++++ GIVEN ENTRIES

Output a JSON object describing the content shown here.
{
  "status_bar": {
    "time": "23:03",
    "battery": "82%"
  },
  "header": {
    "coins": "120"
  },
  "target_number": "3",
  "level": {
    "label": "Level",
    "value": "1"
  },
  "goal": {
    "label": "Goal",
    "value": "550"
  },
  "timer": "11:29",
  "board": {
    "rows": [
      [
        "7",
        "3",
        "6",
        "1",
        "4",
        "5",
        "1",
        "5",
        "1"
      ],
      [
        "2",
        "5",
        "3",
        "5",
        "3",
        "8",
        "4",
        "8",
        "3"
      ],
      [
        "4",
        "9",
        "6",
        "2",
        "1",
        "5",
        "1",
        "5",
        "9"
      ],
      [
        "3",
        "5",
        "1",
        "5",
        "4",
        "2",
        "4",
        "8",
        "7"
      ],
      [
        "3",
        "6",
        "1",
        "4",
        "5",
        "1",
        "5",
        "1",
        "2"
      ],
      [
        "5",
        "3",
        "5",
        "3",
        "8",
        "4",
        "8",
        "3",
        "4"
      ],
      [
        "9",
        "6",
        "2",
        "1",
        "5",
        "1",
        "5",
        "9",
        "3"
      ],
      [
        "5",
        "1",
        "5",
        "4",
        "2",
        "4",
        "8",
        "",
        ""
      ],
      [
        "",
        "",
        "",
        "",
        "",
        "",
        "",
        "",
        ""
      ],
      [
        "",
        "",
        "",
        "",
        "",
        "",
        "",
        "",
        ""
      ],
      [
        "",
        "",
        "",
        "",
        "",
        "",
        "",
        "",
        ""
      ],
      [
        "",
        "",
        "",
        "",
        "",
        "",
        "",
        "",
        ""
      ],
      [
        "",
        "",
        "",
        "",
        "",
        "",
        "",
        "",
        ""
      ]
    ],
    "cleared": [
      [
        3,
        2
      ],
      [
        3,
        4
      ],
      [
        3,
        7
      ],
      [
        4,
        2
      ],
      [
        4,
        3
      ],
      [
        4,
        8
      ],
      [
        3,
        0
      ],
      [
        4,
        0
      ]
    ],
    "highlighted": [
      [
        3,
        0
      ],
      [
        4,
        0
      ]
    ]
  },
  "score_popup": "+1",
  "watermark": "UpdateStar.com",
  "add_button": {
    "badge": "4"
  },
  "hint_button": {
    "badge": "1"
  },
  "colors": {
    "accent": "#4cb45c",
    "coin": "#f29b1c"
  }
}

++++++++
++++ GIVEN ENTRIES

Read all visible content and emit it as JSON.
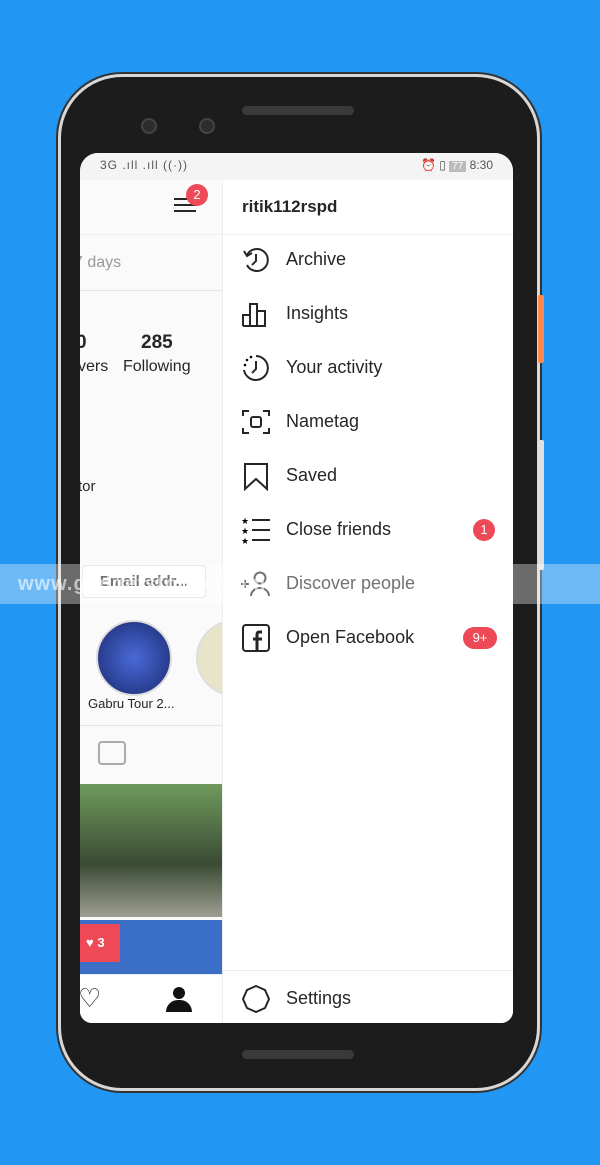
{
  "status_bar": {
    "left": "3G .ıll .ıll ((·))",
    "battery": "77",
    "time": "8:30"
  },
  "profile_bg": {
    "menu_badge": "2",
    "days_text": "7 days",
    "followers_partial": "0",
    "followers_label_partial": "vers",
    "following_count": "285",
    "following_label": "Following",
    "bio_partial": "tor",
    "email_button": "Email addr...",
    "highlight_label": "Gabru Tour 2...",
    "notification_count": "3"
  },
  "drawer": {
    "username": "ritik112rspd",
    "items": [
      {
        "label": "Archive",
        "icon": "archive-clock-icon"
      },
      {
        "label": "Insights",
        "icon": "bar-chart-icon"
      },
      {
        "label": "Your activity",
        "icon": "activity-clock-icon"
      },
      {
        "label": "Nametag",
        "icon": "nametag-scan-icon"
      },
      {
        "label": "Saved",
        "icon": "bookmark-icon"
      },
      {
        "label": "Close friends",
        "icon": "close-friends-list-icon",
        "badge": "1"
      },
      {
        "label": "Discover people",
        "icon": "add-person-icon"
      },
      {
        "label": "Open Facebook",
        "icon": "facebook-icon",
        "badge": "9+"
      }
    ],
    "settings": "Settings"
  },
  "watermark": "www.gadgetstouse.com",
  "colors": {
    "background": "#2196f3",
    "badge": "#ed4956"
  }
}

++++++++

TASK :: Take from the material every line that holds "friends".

ANSWER AREA ::
        "label": "Close friends",
        "icon": "close-friends-list-icon",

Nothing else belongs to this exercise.